In case you’re new, I used to be fat. My 5’7” frame sat at 240lbs before I got pregnant. I don’t actually know how large I ended up being because there is a point of no return on the scale. For me 200lbs was it. I just couldn’t bare look after that. I only did once and 240 stared back at me.
When I talk about being fat I’m not talking about that number. I felt exactly the same way when I hit 150 in junior high. I can look back at picture of myself and see that I wasn’t overweight at that point. But in my mind I had been obese from childhood on. Being “fat” for me wasn’t about the BMI scale or any other objective measurement. It was a set of self defeating mantras and self loathing, countless chances not taken and the ultimate excuse for every failure.
So I made the choice to like myself. I made that choice for myself, sick of wasting so much time worrying about the looks of my body. I made that choice for my daughter, not wanting to teach her to not like herself and wanting to give her a Mom who loved herself and was on her own list of priorities. But this isn’t something that just comes naturally. I spent a good 25 years with the voice in my head telling me I’m not good enough. Turning that off is still a daily task.
So I became an athlete. I cook healthy. I lift big things. I’m proud of what I can do with my body, and I have embraced all of me– even the parts that don’t look photoshopped. I’m a personal trainer. I’m freaking fit mama! I help other people with body image and getting in touch with their respective inner bad ass.
But I still struggle with those same old demons. The ones that tell me I can’t wear something I want to because my thighs don’t look right. That is literally shocked when I tell someone I’m a personal trainer and they don’t laugh.
The point is; it IS hard to love yourself. It’s hard to accept that you are good enough. And it doesn’t matter if you are a size 2 or a size 22, those voices are hard to turn off. They come from everywhere. It’s this accepted task of womanhood : here is your body, it won’t look like any example of what we are told it should look like, deal with it.
So here is how I deal with it.
I do shit with my body everyday that makes me feel good. I lift weights, run stairs, sprint hills (rewind a few years ago that looked more like take walks, humbly start jogging). I regularly take bubble baths. I eat food that makes me feel light and energetic and keep to a minimum those “eat til it hurts” occasions.

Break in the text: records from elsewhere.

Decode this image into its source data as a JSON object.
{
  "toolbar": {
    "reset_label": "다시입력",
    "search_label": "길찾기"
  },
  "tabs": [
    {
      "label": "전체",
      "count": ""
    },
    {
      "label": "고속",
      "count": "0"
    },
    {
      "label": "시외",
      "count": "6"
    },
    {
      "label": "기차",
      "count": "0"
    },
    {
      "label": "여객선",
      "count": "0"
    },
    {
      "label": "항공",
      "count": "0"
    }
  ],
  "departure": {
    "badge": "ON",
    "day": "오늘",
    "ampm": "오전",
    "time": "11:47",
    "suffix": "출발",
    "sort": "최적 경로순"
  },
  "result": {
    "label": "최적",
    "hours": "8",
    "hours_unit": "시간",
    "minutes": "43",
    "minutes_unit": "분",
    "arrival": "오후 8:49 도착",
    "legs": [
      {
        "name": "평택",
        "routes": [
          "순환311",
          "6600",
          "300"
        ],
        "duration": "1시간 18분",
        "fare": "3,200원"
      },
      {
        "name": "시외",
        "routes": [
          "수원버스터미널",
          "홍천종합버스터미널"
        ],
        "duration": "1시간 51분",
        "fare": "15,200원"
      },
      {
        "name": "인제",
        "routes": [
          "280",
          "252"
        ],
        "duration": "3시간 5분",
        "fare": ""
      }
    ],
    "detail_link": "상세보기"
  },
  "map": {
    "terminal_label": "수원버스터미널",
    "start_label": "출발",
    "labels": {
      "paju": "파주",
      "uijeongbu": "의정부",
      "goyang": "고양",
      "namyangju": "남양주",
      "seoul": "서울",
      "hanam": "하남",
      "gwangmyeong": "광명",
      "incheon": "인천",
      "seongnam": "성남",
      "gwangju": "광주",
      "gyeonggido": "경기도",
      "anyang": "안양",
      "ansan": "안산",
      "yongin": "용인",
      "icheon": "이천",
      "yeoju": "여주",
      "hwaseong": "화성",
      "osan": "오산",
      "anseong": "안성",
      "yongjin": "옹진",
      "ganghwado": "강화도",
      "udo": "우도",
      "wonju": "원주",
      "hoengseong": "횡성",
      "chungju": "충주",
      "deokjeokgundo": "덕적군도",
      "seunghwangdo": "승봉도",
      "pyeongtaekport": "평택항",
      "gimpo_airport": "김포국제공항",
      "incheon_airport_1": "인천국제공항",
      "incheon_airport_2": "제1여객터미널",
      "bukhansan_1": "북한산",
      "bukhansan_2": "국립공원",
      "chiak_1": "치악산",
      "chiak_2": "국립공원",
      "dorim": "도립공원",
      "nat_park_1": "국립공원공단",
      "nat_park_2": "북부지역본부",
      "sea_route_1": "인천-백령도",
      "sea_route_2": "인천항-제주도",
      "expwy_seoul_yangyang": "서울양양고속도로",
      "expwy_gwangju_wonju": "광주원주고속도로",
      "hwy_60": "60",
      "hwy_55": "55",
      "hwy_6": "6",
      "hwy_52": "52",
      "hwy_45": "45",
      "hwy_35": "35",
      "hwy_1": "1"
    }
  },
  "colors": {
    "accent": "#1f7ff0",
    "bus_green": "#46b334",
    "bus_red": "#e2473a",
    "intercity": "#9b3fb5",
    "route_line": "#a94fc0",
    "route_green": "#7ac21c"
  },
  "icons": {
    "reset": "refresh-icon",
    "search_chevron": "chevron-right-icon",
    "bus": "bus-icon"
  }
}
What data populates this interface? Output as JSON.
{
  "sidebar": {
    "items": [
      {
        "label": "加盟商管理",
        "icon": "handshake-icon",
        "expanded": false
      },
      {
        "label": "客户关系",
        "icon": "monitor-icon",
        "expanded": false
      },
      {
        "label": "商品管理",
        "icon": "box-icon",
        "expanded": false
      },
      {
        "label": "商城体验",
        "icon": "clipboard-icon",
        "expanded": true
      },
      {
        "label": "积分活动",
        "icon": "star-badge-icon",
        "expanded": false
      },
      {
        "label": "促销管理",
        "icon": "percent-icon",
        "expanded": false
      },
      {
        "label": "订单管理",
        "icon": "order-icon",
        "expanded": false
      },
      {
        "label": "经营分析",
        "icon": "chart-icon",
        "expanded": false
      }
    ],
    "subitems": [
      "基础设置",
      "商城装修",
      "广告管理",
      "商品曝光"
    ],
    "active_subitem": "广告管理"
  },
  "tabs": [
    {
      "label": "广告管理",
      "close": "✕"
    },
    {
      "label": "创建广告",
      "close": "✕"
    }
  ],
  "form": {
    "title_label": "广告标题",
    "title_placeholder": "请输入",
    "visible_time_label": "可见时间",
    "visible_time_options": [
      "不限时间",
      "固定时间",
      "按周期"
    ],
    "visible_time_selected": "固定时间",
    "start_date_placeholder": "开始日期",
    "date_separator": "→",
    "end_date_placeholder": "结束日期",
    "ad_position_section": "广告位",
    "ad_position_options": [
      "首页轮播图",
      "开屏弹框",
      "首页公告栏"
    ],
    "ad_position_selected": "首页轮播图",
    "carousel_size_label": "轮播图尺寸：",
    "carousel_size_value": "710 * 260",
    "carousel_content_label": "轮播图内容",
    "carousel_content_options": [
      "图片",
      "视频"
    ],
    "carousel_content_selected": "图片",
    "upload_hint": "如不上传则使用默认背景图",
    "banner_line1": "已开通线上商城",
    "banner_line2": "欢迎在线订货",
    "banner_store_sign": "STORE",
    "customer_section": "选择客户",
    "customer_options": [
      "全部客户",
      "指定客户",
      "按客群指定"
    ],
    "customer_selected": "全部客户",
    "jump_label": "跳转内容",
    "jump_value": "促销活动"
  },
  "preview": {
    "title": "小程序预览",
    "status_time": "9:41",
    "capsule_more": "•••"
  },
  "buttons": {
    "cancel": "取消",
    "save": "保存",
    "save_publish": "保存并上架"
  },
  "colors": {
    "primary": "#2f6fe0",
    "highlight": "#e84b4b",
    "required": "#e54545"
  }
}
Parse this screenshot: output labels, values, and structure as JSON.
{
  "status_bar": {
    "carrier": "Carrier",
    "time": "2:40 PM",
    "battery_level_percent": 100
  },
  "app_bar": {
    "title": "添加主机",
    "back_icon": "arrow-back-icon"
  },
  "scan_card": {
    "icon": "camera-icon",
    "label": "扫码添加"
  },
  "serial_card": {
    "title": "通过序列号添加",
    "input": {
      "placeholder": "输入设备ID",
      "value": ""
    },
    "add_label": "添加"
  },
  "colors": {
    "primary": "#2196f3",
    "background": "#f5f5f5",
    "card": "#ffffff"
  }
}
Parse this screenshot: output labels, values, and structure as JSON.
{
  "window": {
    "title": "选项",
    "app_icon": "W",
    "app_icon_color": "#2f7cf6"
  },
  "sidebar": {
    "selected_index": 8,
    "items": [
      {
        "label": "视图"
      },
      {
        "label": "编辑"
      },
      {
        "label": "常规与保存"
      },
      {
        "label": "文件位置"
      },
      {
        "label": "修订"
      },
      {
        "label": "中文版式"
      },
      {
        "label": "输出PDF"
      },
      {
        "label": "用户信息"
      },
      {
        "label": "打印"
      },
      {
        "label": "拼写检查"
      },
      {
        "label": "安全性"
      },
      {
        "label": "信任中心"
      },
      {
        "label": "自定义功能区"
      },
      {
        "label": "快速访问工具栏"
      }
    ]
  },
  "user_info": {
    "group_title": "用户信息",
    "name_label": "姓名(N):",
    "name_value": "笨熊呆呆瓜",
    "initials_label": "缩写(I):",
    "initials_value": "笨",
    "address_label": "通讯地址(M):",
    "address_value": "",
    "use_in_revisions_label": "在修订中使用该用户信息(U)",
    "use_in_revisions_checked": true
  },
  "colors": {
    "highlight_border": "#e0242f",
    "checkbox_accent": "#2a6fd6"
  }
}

I practice, practice, practice loving my body everyday. Which probably sounds ridiculous, but it’s true. I stand butt ass naked in my mirror when I don’t feel so hot and stay there until I do. This usually happens when I’m having a random “I don’t want to put anything I own on my body right now” moment. I start out by checkin out the things I reliably always dig and move on to the other parts. This isn’t like an obsessive, hours long process. But I probably spend a good 15 minutes a week just looking at my naked ass and telling myself – “You look good damn it.”
Maybe that sounds vain. But I would so much rather spend 15 minutes a week telling my naked behind I look hot than the countless hours I have spent in the past loathing all of it. Trying on clothes and hating them. Not wanting to buy new things because I knew I’d have to go to a special store and that felt too embarrassing. So yeah, I’ll take a little vanity over all the self hatred.
I have new mantras. So when the old “you’re not good enough” ones pop up I just conger up one of my much more bad ass ones and tell myself that.
It gets easier. My old mantras don’t come to mind so much. I don’t battle daily with the mirror. The scale can now completely kiss my ass. But all those things came with time.
The point is, I get that this is hard. But you deserve to dig yourself. Think of all the people in your life who dig you. I’m sure it isn’t in spite of your thighs. But the only way to start becoming the confident, bad ass you were meant to be is to start. Decide you’ve had enough fights with your reflection. Decide you deserve better from yourself. Decide that if you are telling yourself something you would never tell your best friend that’s not good enough. And if you have wee ones, realize your thoughts about you are determining the ones they will have about themselves. Decide to be a better example.
It’s not easy killing off the inner fat girl. But damn it, it’s worth it.